Language: Irish (Gaelic) after the English

A Rós, tinn ataoi!
An phéist nach léir don tsúil
Ag eitilt istoich’
Is an stoirm ag liú
 
I do leaba atá
De dhearg-lúcháir
Agus scriosfaidh sé thú
Le rún dubh a ghrá.


The material directly above falls under a Creative Commons license. Please read the license linked below if you wish to copy and distribute the above text, and remember to give credit to the author.

About the headline (FAQ)

Authorship

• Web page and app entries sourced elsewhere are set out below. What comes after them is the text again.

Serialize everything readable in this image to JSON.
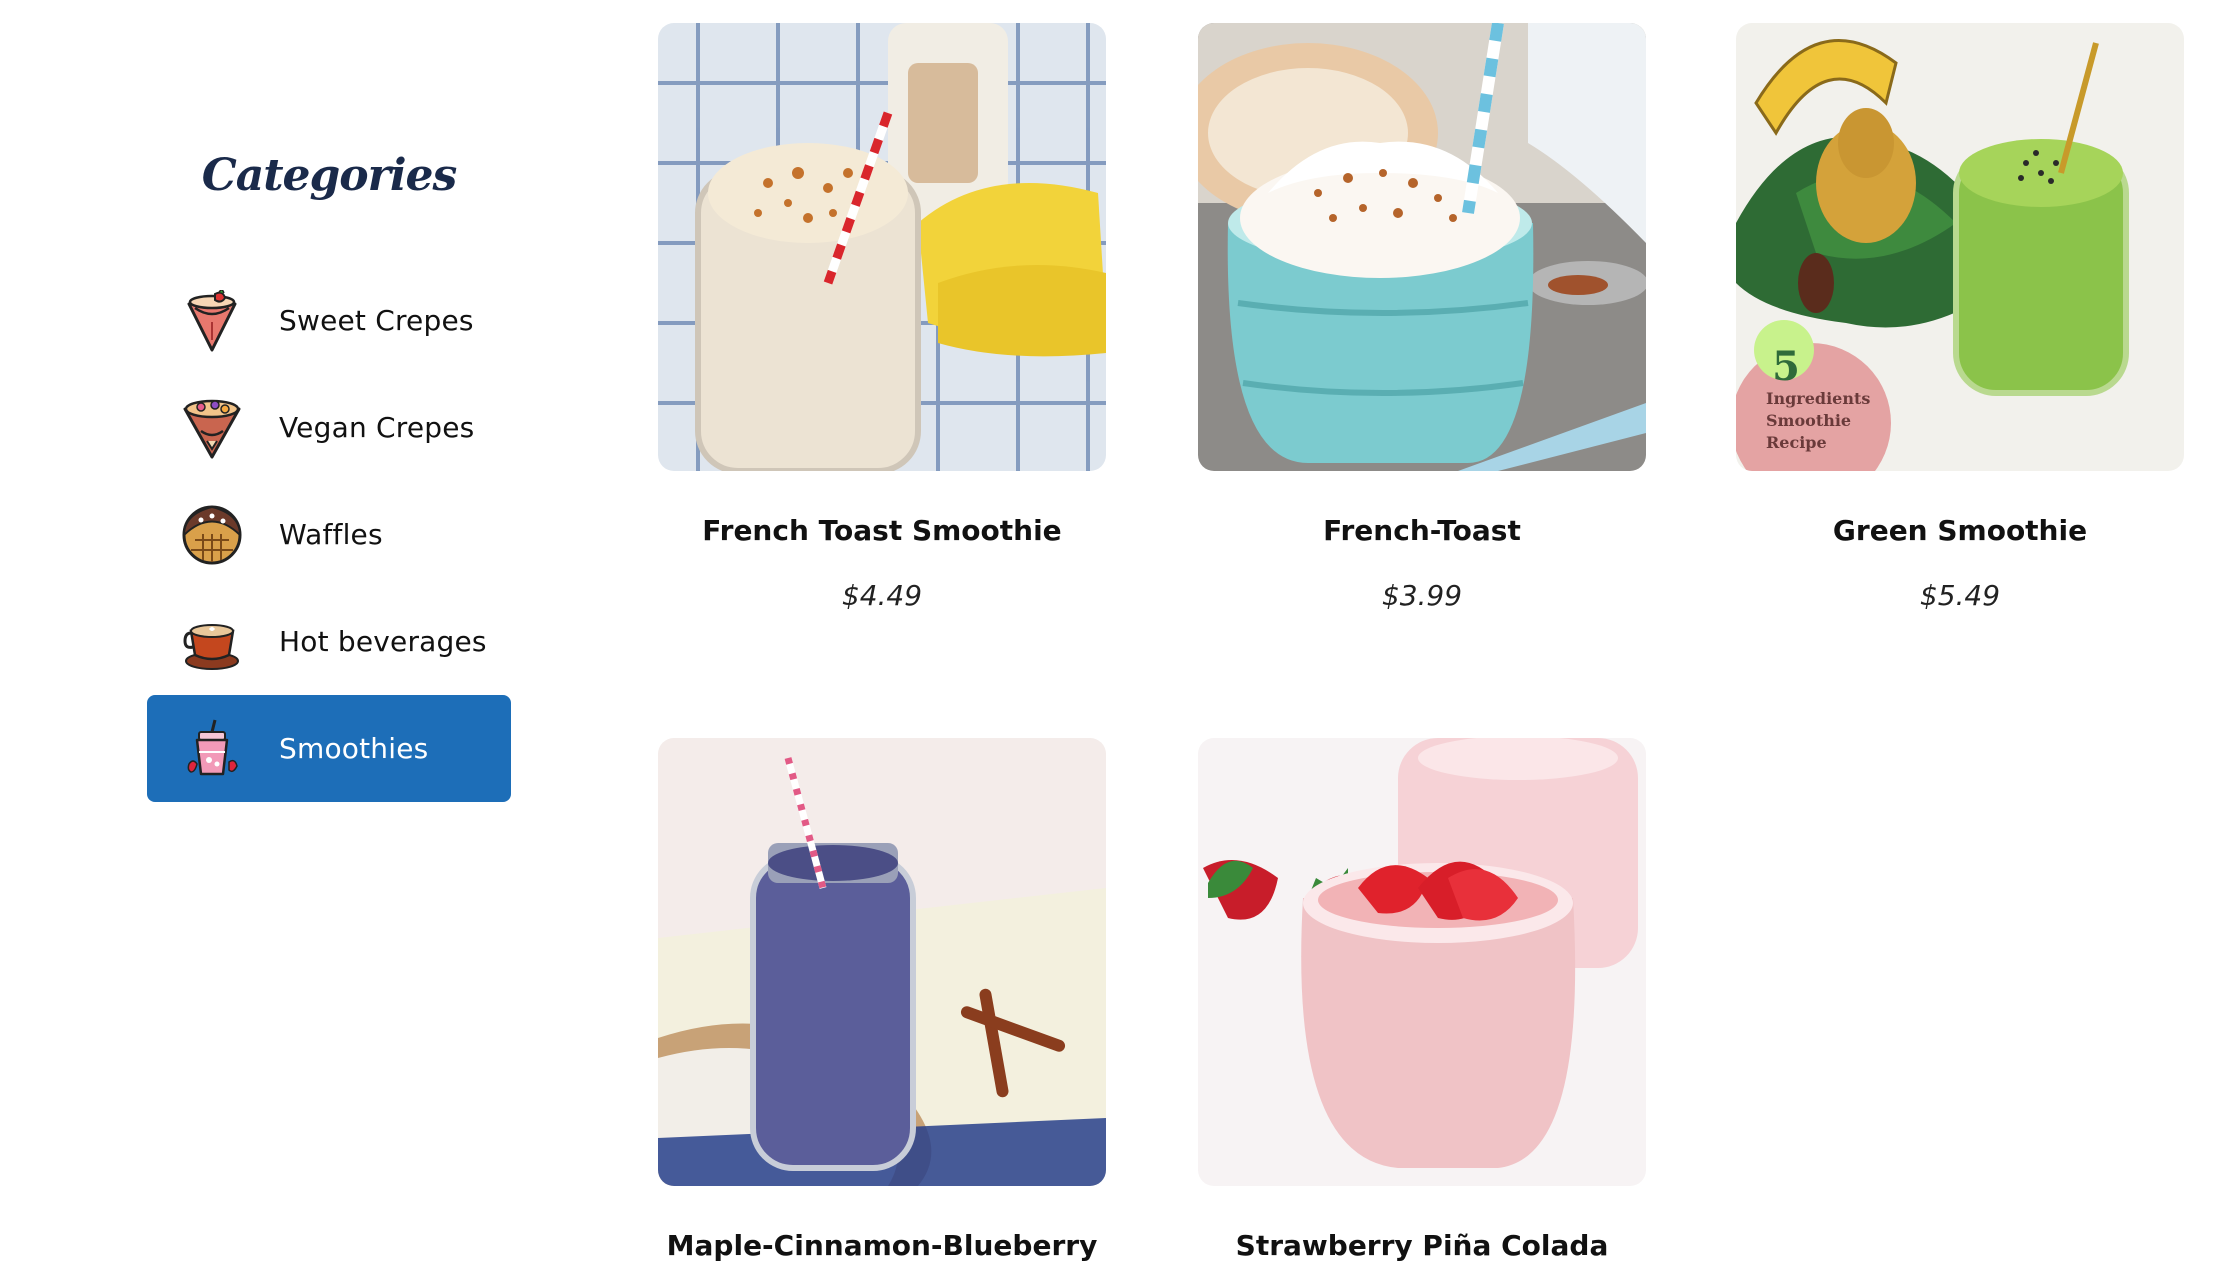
{
  "sidebar": {
    "title": "Categories",
    "items": [
      {
        "label": "Sweet Crepes",
        "icon": "crepe-icon",
        "active": false
      },
      {
        "label": "Vegan Crepes",
        "icon": "vegan-crepe-icon",
        "active": false
      },
      {
        "label": "Waffles",
        "icon": "waffle-icon",
        "active": false
      },
      {
        "label": "Hot beverages",
        "icon": "coffee-cup-icon",
        "active": false
      },
      {
        "label": "Smoothies",
        "icon": "smoothie-icon",
        "active": true
      }
    ],
    "active_color": "#1d6eb8"
  },
  "products": [
    {
      "name": "French Toast Smoothie",
      "price": "$4.49"
    },
    {
      "name": "French-Toast",
      "price": "$3.99"
    },
    {
      "name": "Green Smoothie",
      "price": "$5.49",
      "badge": {
        "number": "5",
        "line1": "Ingredients",
        "line2": "Smoothie",
        "line3": "Recipe"
      }
    },
    {
      "name": "Maple-Cinnamon-Blueberry",
      "price": ""
    },
    {
      "name": "Strawberry Piña Colada",
      "price": ""
    }
  ]
}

Based on
  • a text in English by William Blake (1757 - 1827), "The sick rose", appears in Songs of Innocence and Experience, in Songs of Experience, no. 9, first published 1794 CAT FRE GER GER NYN RUS SPA FRE GER
      • This text was set to music by the following composer(s): Samuel Hans Adler, George Antheil, Atli Heimir Sveinsson, Gary Bachlund, Maximilian Beckschäfer, Gilbert Biberian, Christopher Hugh Blake, Carey Blyton, William Bolcom, Benjamin Britten, Mervyn Burtch, Geoffrey Bush, Alice Upton Close, John H. Corina, Richard Jackson Cumming, Norman Curtis, Edgar Martin Deale, David Andross Farquhar, Donato D. Fornuto, Ole Carsten Green, Inglis Gundry, David Haines, Fritz Bennicke Hart, Eugene Hartzell, Kenneth Haxton, Paul Hindemith, Sidney Homer, Leslie John Howard, Daniel Jenkyn Jones, Tõnu Kalam, Meyer Kupferman, Dorian Le Gallienne, René Leibowitz, Robert Michael Lombardo, Ruth Margaret Lomon, Judith Reher Martin, Yves Massy, Wilfrid Howard Mellers, Emmanuel Meuwly, David S. Miall, Michael Richard Miller, Tage Nielsen, Michael Nyman, Poul Rovsing Olsen, Nick Peros, Brent Pierce, Daniel Rogers Pinkham, George Rochberg, Ned Rorem, Sven-David Sandström, Theodore P. Saunway, Gerard Schürmann, Leif Segerstam, Charles Shadle, Evelyn Sharpe, David Ferguson Shaw, Dmitri Nikolaevich Smirnov, Leopold Spinner, Pasquale J. Spino, Christopher Steel, John Austin Sykes, Lester Trimble, Gerard Victory, Carl Paul Vollrath, Felix Werder, Rudolph T. Werther, Raymond Wilding-White, Lawrence Willingham, Richard Willis, Dr., Philip Gordon Winsor. Go to the text.

 

Text added to the website: 2014-12-16.
Last modified: 2014-12-16 20:42:42
Line count: 8
Word count: 33